On a personal level, Reagan avoided the vituperative attacks that have been the hallmark of Trump’s campaign, even as he took on the then“establishment” of the Republican Party – a moderate, urban, east coast elite. In his first run for the nomination, in 1976, Reagan even challenged an incumbent Republican president, Gerald Ford, and came close to defeating him. But he mounted the challenge on policy grounds, advocating the so-called “Eleventh Commandment”: “Thou shalt not speak ill of any fellow Republican.” Trump, as the TV debates between the Republican presidential candidates made clear, does not subscribe to the same precept.

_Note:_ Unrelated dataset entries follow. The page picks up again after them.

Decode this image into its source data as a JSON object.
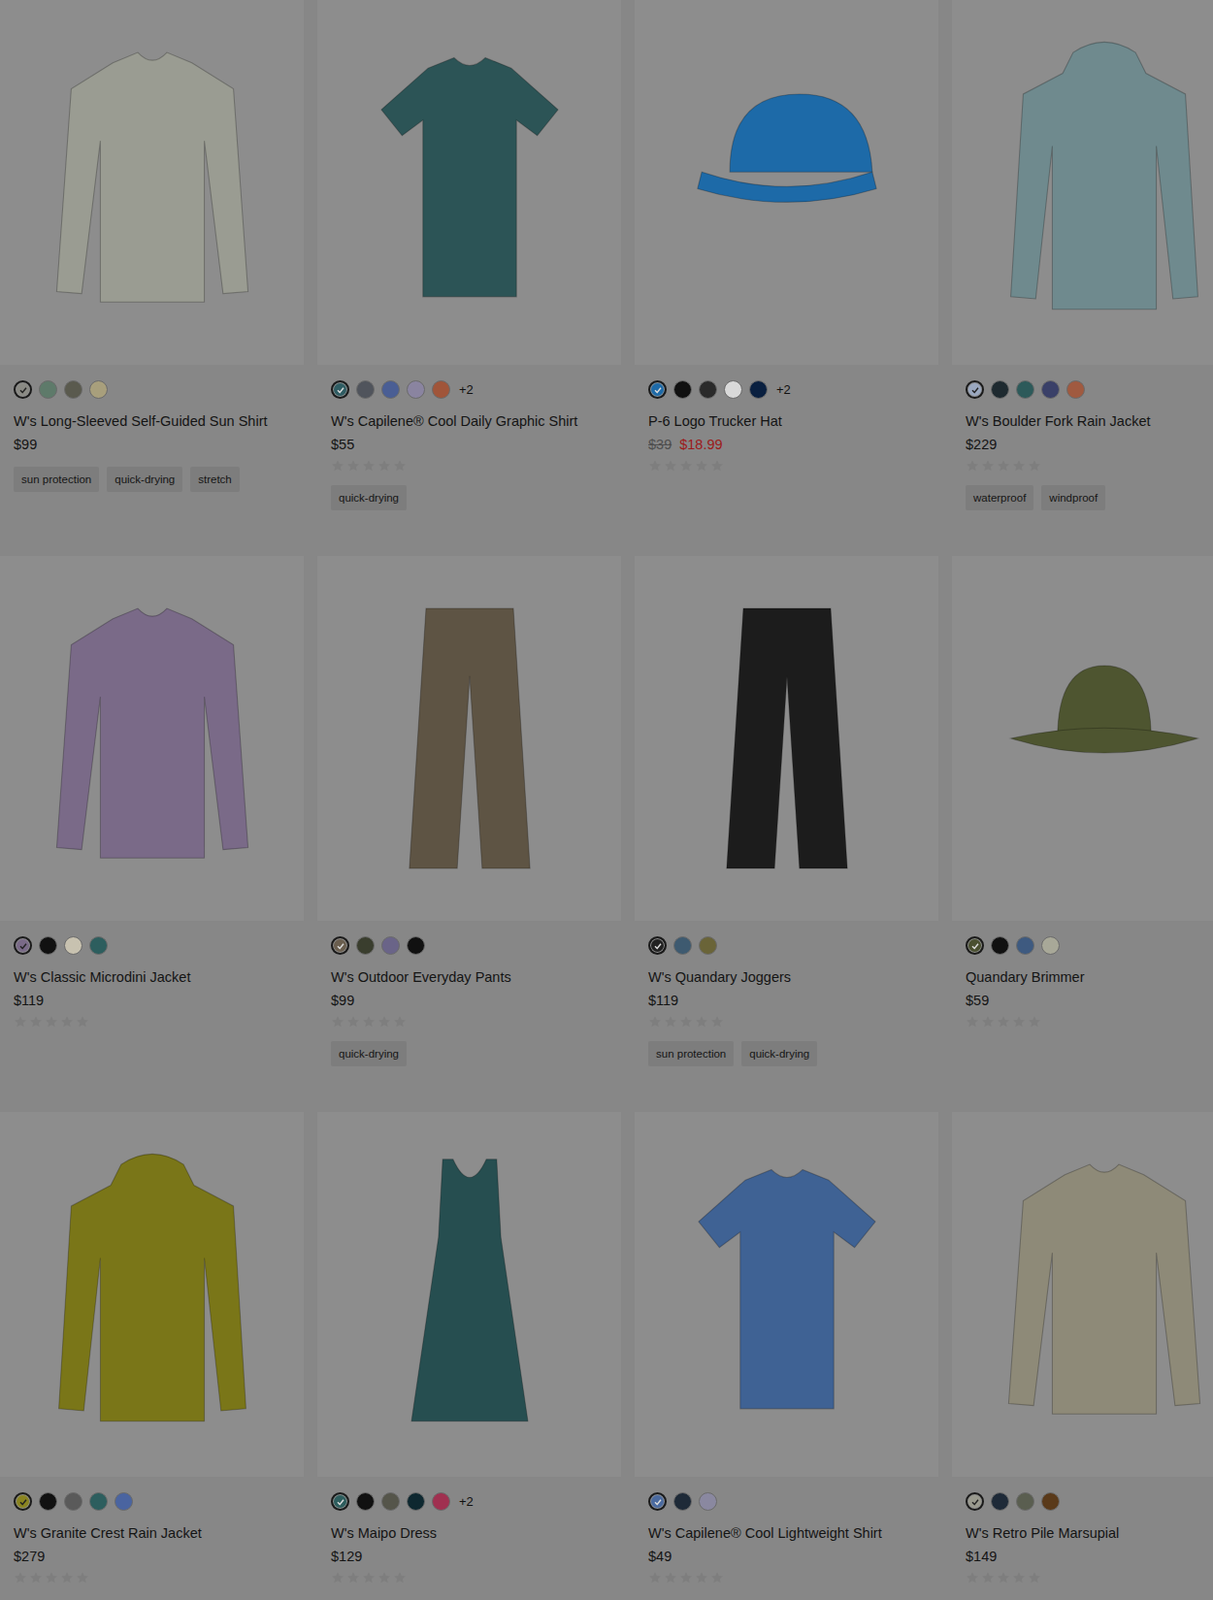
{
  "backdrop": {
    "dimmed": true
  },
  "products": [
    {
      "name": "W's Long-Sleeved Self-Guided Sun Shirt",
      "price": "$99",
      "original_price": "",
      "sale": false,
      "shape": "longsleeve",
      "color": "#9a9c92",
      "swatches": [
        {
          "color": "#8a8a84",
          "selected": true
        },
        {
          "color": "#5e7a6a",
          "selected": false
        },
        {
          "color": "#5a5a4e",
          "selected": false
        },
        {
          "color": "#a89f7c",
          "selected": false
        }
      ],
      "more": "",
      "rating": {
        "shown": false,
        "stars": 0
      },
      "tags": [
        "sun protection",
        "quick-drying",
        "stretch"
      ]
    },
    {
      "name": "W's Capilene® Cool Daily Graphic Shirt",
      "price": "$55",
      "original_price": "",
      "sale": false,
      "shape": "tee",
      "color": "#2c5456",
      "swatches": [
        {
          "color": "#2f5d63",
          "selected": true
        },
        {
          "color": "#50545c",
          "selected": false
        },
        {
          "color": "#4a5e94",
          "selected": false
        },
        {
          "color": "#8a84a0",
          "selected": false
        },
        {
          "color": "#a0553a",
          "selected": false
        }
      ],
      "more": "+2",
      "rating": {
        "shown": true,
        "stars": 0
      },
      "tags": [
        "quick-drying"
      ]
    },
    {
      "name": "P-6 Logo Trucker Hat",
      "price": "$18.99",
      "original_price": "$39",
      "sale": true,
      "shape": "cap",
      "color": "#1d6aa8",
      "swatches": [
        {
          "color": "#1d6aa8",
          "selected": true
        },
        {
          "color": "#111111",
          "selected": false
        },
        {
          "color": "#2a2a2a",
          "selected": false
        },
        {
          "color": "#d9d9d9",
          "selected": false
        },
        {
          "color": "#0a2040",
          "selected": false
        }
      ],
      "more": "+2",
      "rating": {
        "shown": true,
        "stars": 0
      },
      "tags": []
    },
    {
      "name": "W's Boulder Fork Rain Jacket",
      "price": "$229",
      "original_price": "",
      "sale": false,
      "shape": "jacket",
      "color": "#6f8a8e",
      "swatches": [
        {
          "color": "#9aa8c0",
          "selected": true
        },
        {
          "color": "#1e2a30",
          "selected": false
        },
        {
          "color": "#2d5a5a",
          "selected": false
        },
        {
          "color": "#3a4068",
          "selected": false
        },
        {
          "color": "#a05a40",
          "selected": false
        }
      ],
      "more": "",
      "rating": {
        "shown": true,
        "stars": 0
      },
      "tags": [
        "waterproof",
        "windproof"
      ]
    },
    {
      "name": "W's Classic Microdini Jacket",
      "price": "$119",
      "original_price": "",
      "sale": false,
      "shape": "longsleeve",
      "color": "#7a6a88",
      "swatches": [
        {
          "color": "#7a6a88",
          "selected": true
        },
        {
          "color": "#111111",
          "selected": false
        },
        {
          "color": "#c8c2b0",
          "selected": false
        },
        {
          "color": "#2d5e5e",
          "selected": false
        }
      ],
      "more": "",
      "rating": {
        "shown": true,
        "stars": 0
      },
      "tags": []
    },
    {
      "name": "W's Outdoor Everyday Pants",
      "price": "$99",
      "original_price": "",
      "sale": false,
      "shape": "pants",
      "color": "#5e5444",
      "swatches": [
        {
          "color": "#6a5e4e",
          "selected": true
        },
        {
          "color": "#3a3e2e",
          "selected": false
        },
        {
          "color": "#6a6488",
          "selected": false
        },
        {
          "color": "#111111",
          "selected": false
        }
      ],
      "more": "",
      "rating": {
        "shown": true,
        "stars": 0
      },
      "tags": [
        "quick-drying"
      ]
    },
    {
      "name": "W's Quandary Joggers",
      "price": "$119",
      "original_price": "",
      "sale": false,
      "shape": "pants",
      "color": "#1c1c1c",
      "swatches": [
        {
          "color": "#222222",
          "selected": true
        },
        {
          "color": "#3e5a70",
          "selected": false
        },
        {
          "color": "#6a6438",
          "selected": false
        }
      ],
      "more": "",
      "rating": {
        "shown": true,
        "stars": 0
      },
      "tags": [
        "sun protection",
        "quick-drying"
      ]
    },
    {
      "name": "Quandary Brimmer",
      "price": "$59",
      "original_price": "",
      "sale": false,
      "shape": "brimmer",
      "color": "#4e5530",
      "swatches": [
        {
          "color": "#4a5030",
          "selected": true
        },
        {
          "color": "#111111",
          "selected": false
        },
        {
          "color": "#3e5a80",
          "selected": false
        },
        {
          "color": "#a8a898",
          "selected": false
        }
      ],
      "more": "",
      "rating": {
        "shown": true,
        "stars": 0
      },
      "tags": []
    },
    {
      "name": "W's Granite Crest Rain Jacket",
      "price": "$279",
      "original_price": "",
      "sale": false,
      "shape": "jacket",
      "color": "#7a7618",
      "swatches": [
        {
          "color": "#8a8420",
          "selected": true
        },
        {
          "color": "#111111",
          "selected": false
        },
        {
          "color": "#5a5a5a",
          "selected": false
        },
        {
          "color": "#2d5e5e",
          "selected": false
        },
        {
          "color": "#4a64a0",
          "selected": false
        }
      ],
      "more": "",
      "rating": {
        "shown": true,
        "stars": 0
      },
      "tags": []
    },
    {
      "name": "W's Maipo Dress",
      "price": "$129",
      "original_price": "",
      "sale": false,
      "shape": "dress",
      "color": "#264e50",
      "swatches": [
        {
          "color": "#2d5e5e",
          "selected": true
        },
        {
          "color": "#111111",
          "selected": false
        },
        {
          "color": "#55554a",
          "selected": false
        },
        {
          "color": "#0e2830",
          "selected": false
        },
        {
          "color": "#a03050",
          "selected": false
        }
      ],
      "more": "+2",
      "rating": {
        "shown": true,
        "stars": 0
      },
      "tags": []
    },
    {
      "name": "W's Capilene® Cool Lightweight Shirt",
      "price": "$49",
      "original_price": "",
      "sale": false,
      "shape": "tee",
      "color": "#3f6294",
      "swatches": [
        {
          "color": "#4a6aa0",
          "selected": true
        },
        {
          "color": "#1e2a38",
          "selected": false
        },
        {
          "color": "#8a88a0",
          "selected": false
        }
      ],
      "more": "",
      "rating": {
        "shown": true,
        "stars": 0
      },
      "tags": []
    },
    {
      "name": "W's Retro Pile Marsupial",
      "price": "$149",
      "original_price": "",
      "sale": false,
      "shape": "longsleeve",
      "color": "#8e8a78",
      "swatches": [
        {
          "color": "#9a9a8e",
          "selected": true
        },
        {
          "color": "#1e2a38",
          "selected": false
        },
        {
          "color": "#5a5e50",
          "selected": false
        },
        {
          "color": "#5a3a1a",
          "selected": false
        }
      ],
      "more": "",
      "rating": {
        "shown": true,
        "stars": 0
      },
      "tags": []
    }
  ]
}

More importantly, Reagan in 1976 and 1980 was the leader of a resurgent conservative movement, with deep wells of political experience. He had been president of the Screen Actors Guild in the late 1940s, waging a campaign to root out communist infiltrators. He had gone on to work for General Electric in the 1950s as a TV pitchman and after-dinner speaker, honing a business message that resonated beyond the “rubber chicken circuit”.

In 1964 he grabbed headlines with a televised speech on behalf of the Republican presidential candidate, Barry Goldwater – a bright spot in Goldwater’s otherwise ignominious campaign. Two years later he was elected governor of California – serving for eight years as chief executive of the nation’s most populous state. He built a conservative record on welfare reform, law and order, and business regulation that he pushed on to the federal agenda when he ran for president.

All this is to say that Reagan’s candidacy was built on more than his celebrity. By contrast, Trump not only lacks experience as an elected official, he isn’t part of any organised political movement – which enhanced his “outsider” status, perhaps, but not his ground game. So far, he has run on opportunism, tapping in to popular frustration, channelled through a media megaphone.

In Iowa, this wasn’t enough. To win the nomination he will have to do much more to build his organisation. He will be hoping that in the primaries to come, voters do remember who came in second. 

This article first appeared in the 05 February 2015 issue of the New Statesman, Putin's war